About this exercise: Set down all of the lines below exactly as they are given.

Component data from apps and pages

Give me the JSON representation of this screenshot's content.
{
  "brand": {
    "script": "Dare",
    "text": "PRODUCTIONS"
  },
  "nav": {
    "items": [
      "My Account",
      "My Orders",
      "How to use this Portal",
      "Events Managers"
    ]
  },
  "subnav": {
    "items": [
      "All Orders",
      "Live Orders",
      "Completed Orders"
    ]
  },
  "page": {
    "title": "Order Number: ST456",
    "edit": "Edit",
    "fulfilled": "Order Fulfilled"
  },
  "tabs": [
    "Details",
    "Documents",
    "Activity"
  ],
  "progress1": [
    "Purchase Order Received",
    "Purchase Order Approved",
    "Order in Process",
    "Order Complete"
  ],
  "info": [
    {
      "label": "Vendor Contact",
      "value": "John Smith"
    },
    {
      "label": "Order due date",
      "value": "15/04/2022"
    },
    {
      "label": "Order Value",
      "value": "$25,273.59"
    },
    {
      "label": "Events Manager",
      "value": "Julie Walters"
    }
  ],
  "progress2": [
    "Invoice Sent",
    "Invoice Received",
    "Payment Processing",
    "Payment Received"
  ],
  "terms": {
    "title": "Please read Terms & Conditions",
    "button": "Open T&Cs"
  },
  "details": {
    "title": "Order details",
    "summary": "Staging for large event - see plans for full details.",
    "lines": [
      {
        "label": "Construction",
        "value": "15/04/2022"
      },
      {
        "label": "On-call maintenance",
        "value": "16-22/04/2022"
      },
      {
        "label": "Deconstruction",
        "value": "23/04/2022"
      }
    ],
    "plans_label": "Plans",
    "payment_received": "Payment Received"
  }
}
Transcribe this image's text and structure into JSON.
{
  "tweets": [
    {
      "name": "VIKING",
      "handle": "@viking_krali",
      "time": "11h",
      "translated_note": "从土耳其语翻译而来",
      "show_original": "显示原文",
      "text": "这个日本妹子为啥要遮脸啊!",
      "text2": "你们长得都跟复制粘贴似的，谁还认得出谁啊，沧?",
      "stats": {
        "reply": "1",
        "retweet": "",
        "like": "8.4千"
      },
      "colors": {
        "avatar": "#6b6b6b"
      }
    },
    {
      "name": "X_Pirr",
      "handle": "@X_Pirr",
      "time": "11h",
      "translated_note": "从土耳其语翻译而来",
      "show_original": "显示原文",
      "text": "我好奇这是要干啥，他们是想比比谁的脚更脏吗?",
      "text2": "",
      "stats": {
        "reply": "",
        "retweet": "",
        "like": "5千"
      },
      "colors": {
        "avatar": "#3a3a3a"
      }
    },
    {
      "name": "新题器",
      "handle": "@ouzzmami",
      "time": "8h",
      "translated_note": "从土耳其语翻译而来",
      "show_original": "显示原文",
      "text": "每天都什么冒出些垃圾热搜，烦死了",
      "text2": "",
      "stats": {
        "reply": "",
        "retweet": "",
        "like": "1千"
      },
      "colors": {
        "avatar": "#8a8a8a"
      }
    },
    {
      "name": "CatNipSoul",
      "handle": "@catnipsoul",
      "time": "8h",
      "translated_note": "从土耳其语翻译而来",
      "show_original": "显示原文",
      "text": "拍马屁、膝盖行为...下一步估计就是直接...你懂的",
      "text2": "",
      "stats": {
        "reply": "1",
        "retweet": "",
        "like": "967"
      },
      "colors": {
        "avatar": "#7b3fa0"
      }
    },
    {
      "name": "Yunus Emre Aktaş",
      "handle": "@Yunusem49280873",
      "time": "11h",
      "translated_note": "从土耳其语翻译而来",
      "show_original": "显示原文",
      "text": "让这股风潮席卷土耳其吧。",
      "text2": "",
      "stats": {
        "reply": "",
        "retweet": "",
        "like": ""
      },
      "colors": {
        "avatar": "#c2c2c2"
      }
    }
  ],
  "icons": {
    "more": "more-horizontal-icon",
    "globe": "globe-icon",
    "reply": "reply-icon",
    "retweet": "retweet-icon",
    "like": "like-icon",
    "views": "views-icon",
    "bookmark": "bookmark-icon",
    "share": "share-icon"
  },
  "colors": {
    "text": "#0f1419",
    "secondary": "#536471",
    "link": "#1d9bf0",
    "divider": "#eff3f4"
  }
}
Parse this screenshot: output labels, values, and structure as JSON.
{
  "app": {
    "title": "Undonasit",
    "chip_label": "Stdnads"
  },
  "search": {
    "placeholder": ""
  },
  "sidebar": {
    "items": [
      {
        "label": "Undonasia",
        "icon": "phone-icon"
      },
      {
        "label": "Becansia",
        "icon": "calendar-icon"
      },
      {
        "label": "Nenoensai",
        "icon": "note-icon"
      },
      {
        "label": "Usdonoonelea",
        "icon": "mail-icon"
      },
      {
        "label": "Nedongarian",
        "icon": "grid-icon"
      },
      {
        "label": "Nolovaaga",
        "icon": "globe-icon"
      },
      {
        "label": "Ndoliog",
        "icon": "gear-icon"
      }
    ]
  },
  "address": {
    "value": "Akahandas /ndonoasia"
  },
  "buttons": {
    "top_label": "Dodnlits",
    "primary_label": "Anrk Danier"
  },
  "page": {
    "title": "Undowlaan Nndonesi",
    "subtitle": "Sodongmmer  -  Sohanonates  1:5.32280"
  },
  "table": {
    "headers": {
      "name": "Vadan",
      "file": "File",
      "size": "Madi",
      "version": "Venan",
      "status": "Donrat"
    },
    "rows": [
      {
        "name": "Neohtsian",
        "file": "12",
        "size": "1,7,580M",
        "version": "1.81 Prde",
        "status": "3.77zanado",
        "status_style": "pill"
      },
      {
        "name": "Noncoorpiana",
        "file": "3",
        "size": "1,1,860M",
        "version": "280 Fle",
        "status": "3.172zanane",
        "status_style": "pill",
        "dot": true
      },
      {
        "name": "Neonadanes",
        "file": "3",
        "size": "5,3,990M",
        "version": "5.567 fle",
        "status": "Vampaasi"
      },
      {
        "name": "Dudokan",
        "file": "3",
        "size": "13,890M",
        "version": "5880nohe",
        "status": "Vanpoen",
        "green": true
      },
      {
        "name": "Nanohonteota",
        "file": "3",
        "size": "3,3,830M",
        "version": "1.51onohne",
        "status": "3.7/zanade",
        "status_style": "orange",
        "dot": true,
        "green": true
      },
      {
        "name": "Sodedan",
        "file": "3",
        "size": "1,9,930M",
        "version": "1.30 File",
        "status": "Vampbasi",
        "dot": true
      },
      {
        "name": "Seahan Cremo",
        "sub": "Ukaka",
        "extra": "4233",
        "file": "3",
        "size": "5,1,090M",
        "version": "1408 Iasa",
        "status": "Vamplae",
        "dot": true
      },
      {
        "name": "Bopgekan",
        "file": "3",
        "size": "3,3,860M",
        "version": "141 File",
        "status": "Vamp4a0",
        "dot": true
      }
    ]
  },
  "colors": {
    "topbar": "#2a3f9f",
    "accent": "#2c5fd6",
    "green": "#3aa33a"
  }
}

Response box:
Give me the JSON representation of this screenshot's content.
{
  "brand": {
    "script": "Dare",
    "text": "PRODUCTIONS"
  },
  "nav": {
    "items": [
      "My Account",
      "My Orders",
      "How to use this Portal",
      "Events Managers"
    ]
  },
  "subnav": {
    "items": [
      "All Orders",
      "Live Orders",
      "Completed Orders"
    ]
  },
  "page": {
    "title": "Order Number: ST456",
    "edit": "Edit",
    "fulfilled": "Order Fulfilled"
  },
  "tabs": [
    "Details",
    "Documents",
    "Activity"
  ],
  "progress1": [
    "Purchase Order Received",
    "Purchase Order Approved",
    "Order in Process",
    "Order Complete"
  ],
  "info": [
    {
      "label": "Vendor Contact",
      "value": "John Smith"
    },
    {
      "label": "Order due date",
      "value": "15/04/2022"
    },
    {
      "label": "Order Value",
      "value": "$25,273.59"
    },
    {
      "label": "Events Manager",
      "value": "Julie Walters"
    }
  ],
  "progress2": [
    "Invoice Sent",
    "Invoice Received",
    "Payment Processing",
    "Payment Received"
  ],
  "terms": {
    "title": "Please read Terms & Conditions",
    "button": "Open T&Cs"
  },
  "details": {
    "title": "Order details",
    "summary": "Staging for large event - see plans for full details.",
    "lines": [
      {
        "label": "Construction",
        "value": "15/04/2022"
      },
      {
        "label": "On-call maintenance",
        "value": "16-22/04/2022"
      },
      {
        "label": "Deconstruction",
        "value": "23/04/2022"
      }
    ],
    "plans_label": "Plans",
    "payment_received": "Payment Received"
  }
}
Transcribe this image's text and structure into JSON.
{
  "tweets": [
    {
      "name": "VIKING",
      "handle": "@viking_krali",
      "time": "11h",
      "translated_note": "从土耳其语翻译而来",
      "show_original": "显示原文",
      "text": "这个日本妹子为啥要遮脸啊!",
      "text2": "你们长得都跟复制粘贴似的，谁还认得出谁啊，沧?",
      "stats": {
        "reply": "1",
        "retweet": "",
        "like": "8.4千"
      },
      "colors": {
        "avatar": "#6b6b6b"
      }
    },
    {
      "name": "X_Pirr",
      "handle": "@X_Pirr",
      "time": "11h",
      "translated_note": "从土耳其语翻译而来",
      "show_original": "显示原文",
      "text": "我好奇这是要干啥，他们是想比比谁的脚更脏吗?",
      "text2": "",
      "stats": {
        "reply": "",
        "retweet": "",
        "like": "5千"
      },
      "colors": {
        "avatar": "#3a3a3a"
      }
    },
    {
      "name": "新题器",
      "handle": "@ouzzmami",
      "time": "8h",
      "translated_note": "从土耳其语翻译而来",
      "show_original": "显示原文",
      "text": "每天都什么冒出些垃圾热搜，烦死了",
      "text2": "",
      "stats": {
        "reply": "",
        "retweet": "",
        "like": "1千"
      },
      "colors": {
        "avatar": "#8a8a8a"
      }
    },
    {
      "name": "CatNipSoul",
      "handle": "@catnipsoul",
      "time": "8h",
      "translated_note": "从土耳其语翻译而来",
      "show_original": "显示原文",
      "text": "拍马屁、膝盖行为...下一步估计就是直接...你懂的",
      "text2": "",
      "stats": {
        "reply": "1",
        "retweet": "",
        "like": "967"
      },
      "colors": {
        "avatar": "#7b3fa0"
      }
    },
    {
      "name": "Yunus Emre Aktaş",
      "handle": "@Yunusem49280873",
      "time": "11h",
      "translated_note": "从土耳其语翻译而来",
      "show_original": "显示原文",
      "text": "让这股风潮席卷土耳其吧。",
      "text2": "",
      "stats": {
        "reply": "",
        "retweet": "",
        "like": ""
      },
      "colors": {
        "avatar": "#c2c2c2"
      }
    }
  ],
  "icons": {
    "more": "more-horizontal-icon",
    "globe": "globe-icon",
    "reply": "reply-icon",
    "retweet": "retweet-icon",
    "like": "like-icon",
    "views": "views-icon",
    "bookmark": "bookmark-icon",
    "share": "share-icon"
  },
  "colors": {
    "text": "#0f1419",
    "secondary": "#536471",
    "link": "#1d9bf0",
    "divider": "#eff3f4"
  }
}
Parse this screenshot: output labels, values, and structure as JSON.
{
  "app": {
    "title": "Undonasit",
    "chip_label": "Stdnads"
  },
  "search": {
    "placeholder": ""
  },
  "sidebar": {
    "items": [
      {
        "label": "Undonasia",
        "icon": "phone-icon"
      },
      {
        "label": "Becansia",
        "icon": "calendar-icon"
      },
      {
        "label": "Nenoensai",
        "icon": "note-icon"
      },
      {
        "label": "Usdonoonelea",
        "icon": "mail-icon"
      },
      {
        "label": "Nedongarian",
        "icon": "grid-icon"
      },
      {
        "label": "Nolovaaga",
        "icon": "globe-icon"
      },
      {
        "label": "Ndoliog",
        "icon": "gear-icon"
      }
    ]
  },
  "address": {
    "value": "Akahandas /ndonoasia"
  },
  "buttons": {
    "top_label": "Dodnlits",
    "primary_label": "Anrk Danier"
  },
  "page": {
    "title": "Undowlaan Nndonesi",
    "subtitle": "Sodongmmer  -  Sohanonates  1:5.32280"
  },
  "table": {
    "headers": {
      "name": "Vadan",
      "file": "File",
      "size": "Madi",
      "version": "Venan",
      "status": "Donrat"
    },
    "rows": [
      {
        "name": "Neohtsian",
        "file": "12",
        "size": "1,7,580M",
        "version": "1.81 Prde",
        "status": "3.77zanado",
        "status_style": "pill"
      },
      {
        "name": "Noncoorpiana",
        "file": "3",
        "size": "1,1,860M",
        "version": "280 Fle",
        "status": "3.172zanane",
        "status_style": "pill",
        "dot": true
      },
      {
        "name": "Neonadanes",
        "file": "3",
        "size": "5,3,990M",
        "version": "5.567 fle",
        "status": "Vampaasi"
      },
      {
        "name": "Dudokan",
        "file": "3",
        "size": "13,890M",
        "version": "5880nohe",
        "status": "Vanpoen",
        "green": true
      },
      {
        "name": "Nanohonteota",
        "file": "3",
        "size": "3,3,830M",
        "version": "1.51onohne",
        "status": "3.7/zanade",
        "status_style": "orange",
        "dot": true,
        "green": true
      },
      {
        "name": "Sodedan",
        "file": "3",
        "size": "1,9,930M",
        "version": "1.30 File",
        "status": "Vampbasi",
        "dot": true
      },
      {
        "name": "Seahan Cremo",
        "sub": "Ukaka",
        "extra": "4233",
        "file": "3",
        "size": "5,1,090M",
        "version": "1408 Iasa",
        "status": "Vamplae",
        "dot": true
      },
      {
        "name": "Bopgekan",
        "file": "3",
        "size": "3,3,860M",
        "version": "141 File",
        "status": "Vamp4a0",
        "dot": true
      }
    ]
  },
  "colors": {
    "topbar": "#2a3f9f",
    "accent": "#2c5fd6",
    "green": "#3aa33a"
  }
}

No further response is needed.